## Aim of the task
Give every entry again, exactly as it stands.

(Data extract begins)

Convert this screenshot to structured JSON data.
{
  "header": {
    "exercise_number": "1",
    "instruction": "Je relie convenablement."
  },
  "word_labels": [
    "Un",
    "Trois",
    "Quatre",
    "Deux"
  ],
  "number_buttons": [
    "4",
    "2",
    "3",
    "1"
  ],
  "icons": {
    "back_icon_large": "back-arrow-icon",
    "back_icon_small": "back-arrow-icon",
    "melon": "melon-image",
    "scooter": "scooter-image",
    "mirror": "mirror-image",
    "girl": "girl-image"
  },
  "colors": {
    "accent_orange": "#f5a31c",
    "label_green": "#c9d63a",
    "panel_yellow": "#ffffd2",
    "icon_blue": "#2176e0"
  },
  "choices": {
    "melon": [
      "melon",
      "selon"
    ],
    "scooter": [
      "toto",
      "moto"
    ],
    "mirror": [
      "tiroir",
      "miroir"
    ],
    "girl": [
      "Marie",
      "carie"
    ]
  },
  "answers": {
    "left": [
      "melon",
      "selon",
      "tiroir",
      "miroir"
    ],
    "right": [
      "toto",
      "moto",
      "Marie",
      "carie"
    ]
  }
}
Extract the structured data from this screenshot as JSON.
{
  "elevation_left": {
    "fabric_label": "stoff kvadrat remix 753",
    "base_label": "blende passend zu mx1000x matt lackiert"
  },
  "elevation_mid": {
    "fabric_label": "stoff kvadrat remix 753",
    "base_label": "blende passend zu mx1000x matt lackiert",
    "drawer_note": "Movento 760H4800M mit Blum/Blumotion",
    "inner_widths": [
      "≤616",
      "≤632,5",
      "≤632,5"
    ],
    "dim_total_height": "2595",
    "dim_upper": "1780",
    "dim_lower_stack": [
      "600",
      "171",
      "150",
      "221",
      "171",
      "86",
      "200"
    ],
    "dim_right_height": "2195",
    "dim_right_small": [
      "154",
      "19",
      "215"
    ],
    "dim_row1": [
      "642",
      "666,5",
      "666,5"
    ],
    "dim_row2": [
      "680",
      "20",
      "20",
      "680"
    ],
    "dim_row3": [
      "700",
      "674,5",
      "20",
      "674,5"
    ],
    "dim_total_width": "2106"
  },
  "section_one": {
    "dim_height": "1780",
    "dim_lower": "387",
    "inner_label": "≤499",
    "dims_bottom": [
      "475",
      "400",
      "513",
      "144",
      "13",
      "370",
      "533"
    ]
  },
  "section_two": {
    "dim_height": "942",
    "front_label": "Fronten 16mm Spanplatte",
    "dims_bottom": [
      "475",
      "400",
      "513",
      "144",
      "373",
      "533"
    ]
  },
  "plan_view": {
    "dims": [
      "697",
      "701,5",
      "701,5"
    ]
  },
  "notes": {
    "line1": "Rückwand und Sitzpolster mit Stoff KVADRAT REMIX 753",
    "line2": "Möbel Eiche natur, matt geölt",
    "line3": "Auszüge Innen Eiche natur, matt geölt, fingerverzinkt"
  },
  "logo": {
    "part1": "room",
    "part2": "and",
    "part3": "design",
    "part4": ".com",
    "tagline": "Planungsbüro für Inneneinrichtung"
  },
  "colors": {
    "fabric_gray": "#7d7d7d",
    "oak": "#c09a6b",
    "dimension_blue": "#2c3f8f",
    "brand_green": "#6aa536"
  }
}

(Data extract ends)

## Answer box
Convert this screenshot to structured JSON data.
{
  "header": {
    "exercise_number": "1",
    "instruction": "Je relie convenablement."
  },
  "word_labels": [
    "Un",
    "Trois",
    "Quatre",
    "Deux"
  ],
  "number_buttons": [
    "4",
    "2",
    "3",
    "1"
  ],
  "icons": {
    "back_icon_large": "back-arrow-icon",
    "back_icon_small": "back-arrow-icon",
    "melon": "melon-image",
    "scooter": "scooter-image",
    "mirror": "mirror-image",
    "girl": "girl-image"
  },
  "colors": {
    "accent_orange": "#f5a31c",
    "label_green": "#c9d63a",
    "panel_yellow": "#ffffd2",
    "icon_blue": "#2176e0"
  },
  "choices": {
    "melon": [
      "melon",
      "selon"
    ],
    "scooter": [
      "toto",
      "moto"
    ],
    "mirror": [
      "tiroir",
      "miroir"
    ],
    "girl": [
      "Marie",
      "carie"
    ]
  },
  "answers": {
    "left": [
      "melon",
      "selon",
      "tiroir",
      "miroir"
    ],
    "right": [
      "toto",
      "moto",
      "Marie",
      "carie"
    ]
  }
}
Extract the structured data from this screenshot as JSON.
{
  "elevation_left": {
    "fabric_label": "stoff kvadrat remix 753",
    "base_label": "blende passend zu mx1000x matt lackiert"
  },
  "elevation_mid": {
    "fabric_label": "stoff kvadrat remix 753",
    "base_label": "blende passend zu mx1000x matt lackiert",
    "drawer_note": "Movento 760H4800M mit Blum/Blumotion",
    "inner_widths": [
      "≤616",
      "≤632,5",
      "≤632,5"
    ],
    "dim_total_height": "2595",
    "dim_upper": "1780",
    "dim_lower_stack": [
      "600",
      "171",
      "150",
      "221",
      "171",
      "86",
      "200"
    ],
    "dim_right_height": "2195",
    "dim_right_small": [
      "154",
      "19",
      "215"
    ],
    "dim_row1": [
      "642",
      "666,5",
      "666,5"
    ],
    "dim_row2": [
      "680",
      "20",
      "20",
      "680"
    ],
    "dim_row3": [
      "700",
      "674,5",
      "20",
      "674,5"
    ],
    "dim_total_width": "2106"
  },
  "section_one": {
    "dim_height": "1780",
    "dim_lower": "387",
    "inner_label": "≤499",
    "dims_bottom": [
      "475",
      "400",
      "513",
      "144",
      "13",
      "370",
      "533"
    ]
  },
  "section_two": {
    "dim_height": "942",
    "front_label": "Fronten 16mm Spanplatte",
    "dims_bottom": [
      "475",
      "400",
      "513",
      "144",
      "373",
      "533"
    ]
  },
  "plan_view": {
    "dims": [
      "697",
      "701,5",
      "701,5"
    ]
  },
  "notes": {
    "line1": "Rückwand und Sitzpolster mit Stoff KVADRAT REMIX 753",
    "line2": "Möbel Eiche natur, matt geölt",
    "line3": "Auszüge Innen Eiche natur, matt geölt, fingerverzinkt"
  },
  "logo": {
    "part1": "room",
    "part2": "and",
    "part3": "design",
    "part4": ".com",
    "tagline": "Planungsbüro für Inneneinrichtung"
  },
  "colors": {
    "fabric_gray": "#7d7d7d",
    "oak": "#c09a6b",
    "dimension_blue": "#2c3f8f",
    "brand_green": "#6aa536"
  }
}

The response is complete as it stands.